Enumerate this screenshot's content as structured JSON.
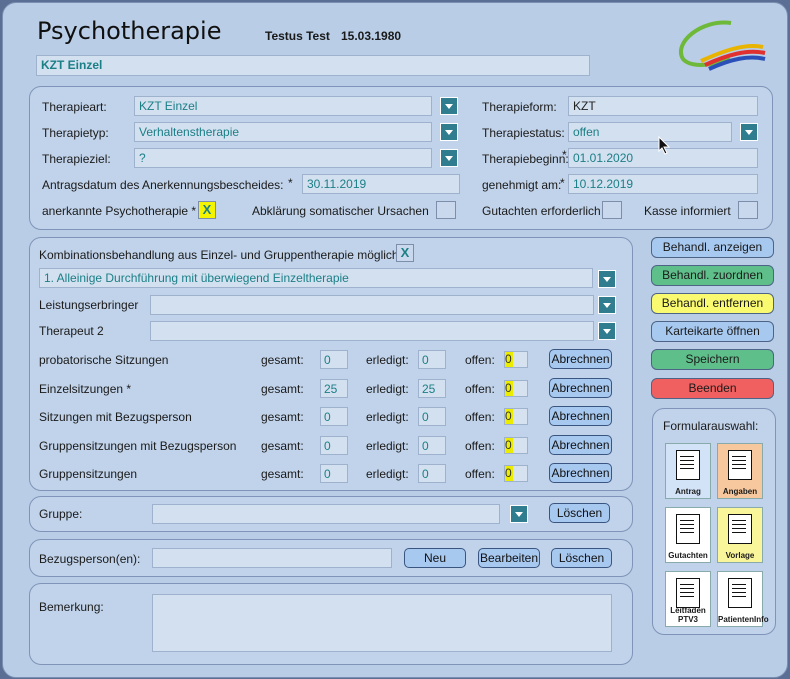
{
  "header": {
    "title": "Psychotherapie",
    "patient_name": "Testus Test",
    "birth_date": "15.03.1980",
    "therapy_label": "KZT Einzel"
  },
  "details": {
    "therapieart_label": "Therapieart:",
    "therapieart_value": "KZT Einzel",
    "therapietyp_label": "Therapietyp:",
    "therapietyp_value": "Verhaltenstherapie",
    "therapieziel_label": "Therapieziel:",
    "therapieziel_value": "?",
    "antragsdatum_label": "Antragsdatum des Anerkennungsbescheides:",
    "antragsdatum_star": "*",
    "antragsdatum_value": "30.11.2019",
    "anerkannt_label": "anerkannte Psychotherapie *",
    "anerkannt_value": "X",
    "abklaerung_label": "Abklärung somatischer Ursachen",
    "therapieform_label": "Therapieform:",
    "therapieform_value": "KZT",
    "therapiestatus_label": "Therapiestatus:",
    "therapiestatus_value": "offen",
    "therapiebeginn_label": "Therapiebeginn:",
    "therapiebeginn_star": "*",
    "therapiebeginn_value": "01.01.2020",
    "genehmigt_label": "genehmigt am:",
    "genehmigt_star": "*",
    "genehmigt_value": "10.12.2019",
    "gutachten_label": "Gutachten erforderlich",
    "kasse_label": "Kasse informiert"
  },
  "kombi": {
    "label": "Kombinationsbehandlung aus Einzel- und Gruppentherapie möglich",
    "check": "X",
    "option": "1. Alleinige Durchführung mit überwiegend Einzeltherapie",
    "leistungserbringer_label": "Leistungserbringer",
    "therapeut2_label": "Therapeut 2",
    "gesamt_label": "gesamt:",
    "erledigt_label": "erledigt:",
    "offen_label": "offen:",
    "abrechnen_label": "Abrechnen",
    "rows": [
      {
        "label": "probatorische Sitzungen",
        "gesamt": "0",
        "erledigt": "0",
        "offen": "0"
      },
      {
        "label": "Einzelsitzungen *",
        "gesamt": "25",
        "erledigt": "25",
        "offen": "0"
      },
      {
        "label": "Sitzungen mit Bezugsperson",
        "gesamt": "0",
        "erledigt": "0",
        "offen": "0"
      },
      {
        "label": "Gruppensitzungen mit Bezugsperson",
        "gesamt": "0",
        "erledigt": "0",
        "offen": "0"
      },
      {
        "label": "Gruppensitzungen",
        "gesamt": "0",
        "erledigt": "0",
        "offen": "0"
      }
    ]
  },
  "gruppe": {
    "label": "Gruppe:",
    "loeschen": "Löschen"
  },
  "bezug": {
    "label": "Bezugsperson(en):",
    "neu": "Neu",
    "bearbeiten": "Bearbeiten",
    "loeschen": "Löschen"
  },
  "bemerkung": {
    "label": "Bemerkung:"
  },
  "sidebar": {
    "anzeigen": "Behandl. anzeigen",
    "zuordnen": "Behandl. zuordnen",
    "entfernen": "Behandl. entfernen",
    "karteikarte": "Karteikarte öffnen",
    "speichern": "Speichern",
    "beenden": "Beenden",
    "formular_title": "Formularauswahl:",
    "forms": [
      "Antrag",
      "Angaben",
      "Gutachten",
      "Vorlage",
      "Leitfaden PTV3",
      "PatientenInfo"
    ]
  },
  "colors": {
    "window": "#b9cde6",
    "accent_teal": "#1b7f86",
    "btn_blue": "#a7c8ef",
    "btn_green": "#5fbf8a",
    "btn_yellow": "#fafa70",
    "btn_red": "#f06060"
  }
}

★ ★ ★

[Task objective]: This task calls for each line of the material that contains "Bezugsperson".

[Answer for this exercise]:
        "label": "Sitzungen mit Bezugsperson",
        "label": "Gruppensitzungen mit Bezugsperson",
    "label": "Bezugsperson(en):",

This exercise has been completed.